notes dated August 13, 2015 reveal that Mr. Miller was alert
and oriented and answered questions appropriately.
See [id. at 314].
September 3, 2015, Plaintiff completed a Personal Pain
Questionnaire and Function Report. See [#10-6 at
187, 189]. Mr. Miller averred that he struggled with daily
aching pain in his knees, right shoulder, and ankle, which
cold weather and movement exacerbated and which did not
respond well to Aleve or Tylenol. See [id.
at 187]. Mr. Miller also averred that he struggled with
severe depression recurring with psychotic features and
diabetes which, in combination with his other ailments, made
it difficult to do house or yard work, work, concentrate,
focus, or leave the house. See [id. at
190-94]. Despite being able to handle basic hygienic tasks,
Plaintiff stated that his ailments made it difficult to lift
more than 10 pounds, squat, bend, stand, reach, walk more
than 1 block, sit, kneel, talk, hear, climb stairs, see,
remember, complete tasks, concentrate more than 5-6 minutes,
understand, follow instructions more than a recipe, use his
hands, and get along with others. See [id.
at 190, 194-95]. He also noted that his medications cause
several side-effects, such as sleepiness, dizziness,
drowsiness, sensitivity to light, diarrhea, and stomach
issues. See [id. at 196].
psychiatric exam was normal on November 19, 2015, and he
“denie[d] suicidal or destructive thoughts or urges and
really has no complaints of a psychiatric nature.”
See [#10-10 at 416-18]. Dr. Freda reported that
Plaintiff had a euthymic mood, pleasant and cheerful affect,
intact associations, logical and rational thoughts, and that
there were no signs of clinical depression, anxiety,
psychosis, hypomania, or paranoia. [Id. at 419].
April 5, 2016, Mr. Miller's psychiatric exam was normal,
and Dr. Freda noted that “[t]here seems to be a

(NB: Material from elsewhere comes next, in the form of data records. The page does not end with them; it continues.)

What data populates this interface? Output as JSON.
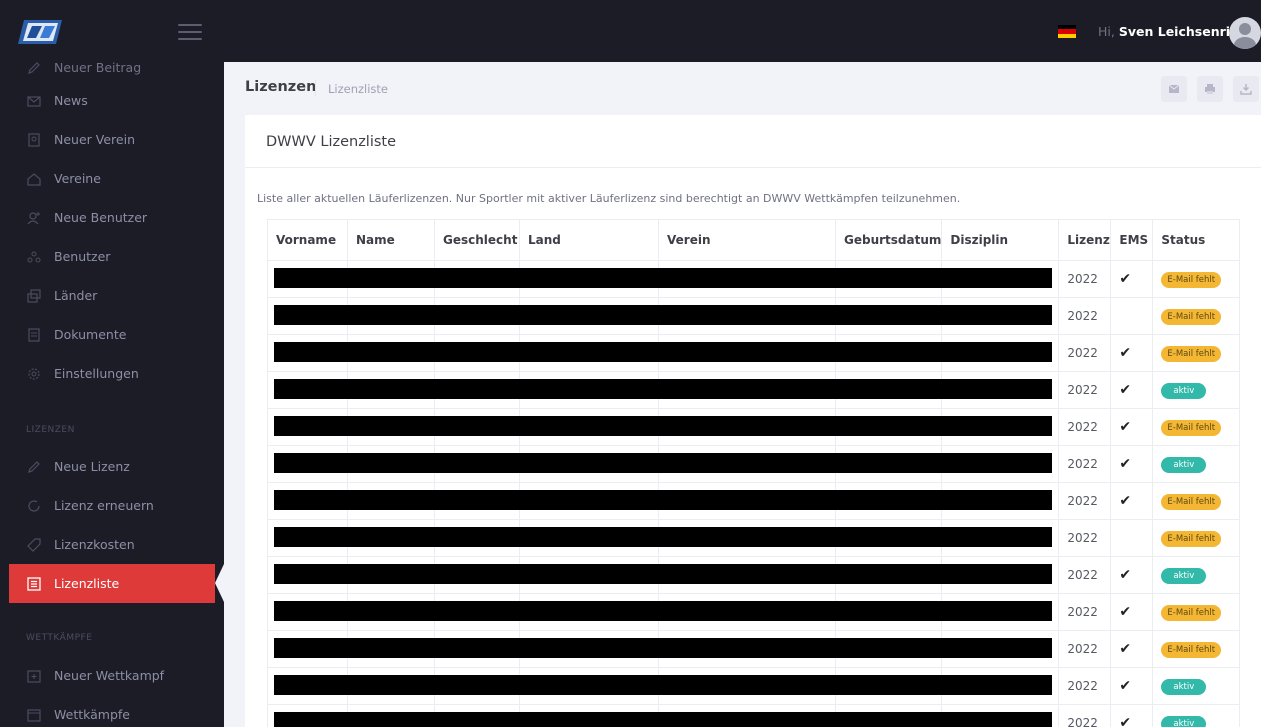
{
  "header": {
    "greeting": "Hi,",
    "user_name": "Sven Leichsenring",
    "language_flag": "de-flag-icon"
  },
  "sidebar": {
    "items_top": [
      {
        "label": "Neuer Beitrag",
        "icon": "pencil-icon"
      },
      {
        "label": "News",
        "icon": "envelope-icon"
      },
      {
        "label": "Neuer Verein",
        "icon": "id-card-icon"
      },
      {
        "label": "Vereine",
        "icon": "home-icon"
      },
      {
        "label": "Neue Benutzer",
        "icon": "user-add-icon"
      },
      {
        "label": "Benutzer",
        "icon": "users-icon"
      },
      {
        "label": "Länder",
        "icon": "windows-icon"
      },
      {
        "label": "Dokumente",
        "icon": "documents-icon"
      },
      {
        "label": "Einstellungen",
        "icon": "gear-icon"
      }
    ],
    "section_lizenzen": "LIZENZEN",
    "items_lizenzen": [
      {
        "label": "Neue Lizenz",
        "icon": "edit-icon"
      },
      {
        "label": "Lizenz erneuern",
        "icon": "refresh-icon"
      },
      {
        "label": "Lizenzkosten",
        "icon": "tag-icon"
      },
      {
        "label": "Lizenzliste",
        "icon": "list-icon",
        "active": true
      }
    ],
    "section_wettkaempfe": "WETTKÄMPFE",
    "items_wettkaempfe": [
      {
        "label": "Neuer Wettkampf",
        "icon": "calendar-add-icon"
      },
      {
        "label": "Wettkämpfe",
        "icon": "calendar-icon"
      }
    ]
  },
  "subheader": {
    "title": "Lizenzen",
    "breadcrumb": "Lizenzliste"
  },
  "portlet": {
    "title": "DWWV Lizenzliste",
    "description": "Liste aller aktuellen Läuferlizenzen. Nur Sportler mit aktiver Läuferlizenz sind berechtigt an DWWV Wettkämpfen teilzunehmen."
  },
  "table": {
    "columns": [
      "Vorname",
      "Name",
      "Geschlecht",
      "Land",
      "Verein",
      "Geburtsdatum",
      "Disziplin",
      "Lizenz",
      "EMS",
      "Status"
    ],
    "rows": [
      {
        "lizenz": "2022",
        "ems": "✔",
        "status": "E-Mail fehlt",
        "status_type": "warn"
      },
      {
        "lizenz": "2022",
        "ems": "",
        "status": "E-Mail fehlt",
        "status_type": "warn"
      },
      {
        "lizenz": "2022",
        "ems": "✔",
        "status": "E-Mail fehlt",
        "status_type": "warn"
      },
      {
        "lizenz": "2022",
        "ems": "✔",
        "status": "aktiv",
        "status_type": "ok"
      },
      {
        "lizenz": "2022",
        "ems": "✔",
        "status": "E-Mail fehlt",
        "status_type": "warn"
      },
      {
        "lizenz": "2022",
        "ems": "✔",
        "status": "aktiv",
        "status_type": "ok"
      },
      {
        "lizenz": "2022",
        "ems": "✔",
        "status": "E-Mail fehlt",
        "status_type": "warn"
      },
      {
        "lizenz": "2022",
        "ems": "",
        "status": "E-Mail fehlt",
        "status_type": "warn"
      },
      {
        "lizenz": "2022",
        "ems": "✔",
        "status": "aktiv",
        "status_type": "ok"
      },
      {
        "lizenz": "2022",
        "ems": "✔",
        "status": "E-Mail fehlt",
        "status_type": "warn"
      },
      {
        "lizenz": "2022",
        "ems": "✔",
        "status": "E-Mail fehlt",
        "status_type": "warn"
      },
      {
        "lizenz": "2022",
        "ems": "✔",
        "status": "aktiv",
        "status_type": "ok"
      },
      {
        "lizenz": "2022",
        "ems": "✔",
        "status": "aktiv",
        "status_type": "ok"
      }
    ]
  },
  "colors": {
    "sidebar_bg": "#1c1c26",
    "active_item": "#de3a3a",
    "badge_warn": "#f4b734",
    "badge_ok": "#33b9a9"
  }
}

maturation process in progress, ” that Mr. Miller was
coping with various life events (e.g., filing for bankruptcy
and disability), was enjoying playing video games online, was
paying less than adequate attention to his appearance and
hygiene, and had an euthymic mood, intact associations,
logical and rational thoughts, and no evidence of suicidal,
homicidal, hypomanic, paranoid, psychotic processes or
breakthrough anxiety or palpable depression. See
[#10-10 at 428-31]. Mr. Miller's psychiatric exam was
also normal on July 27, 2016, and Dr. Freda reported that Mr.
Miller “is really doing pretty good, ” which ...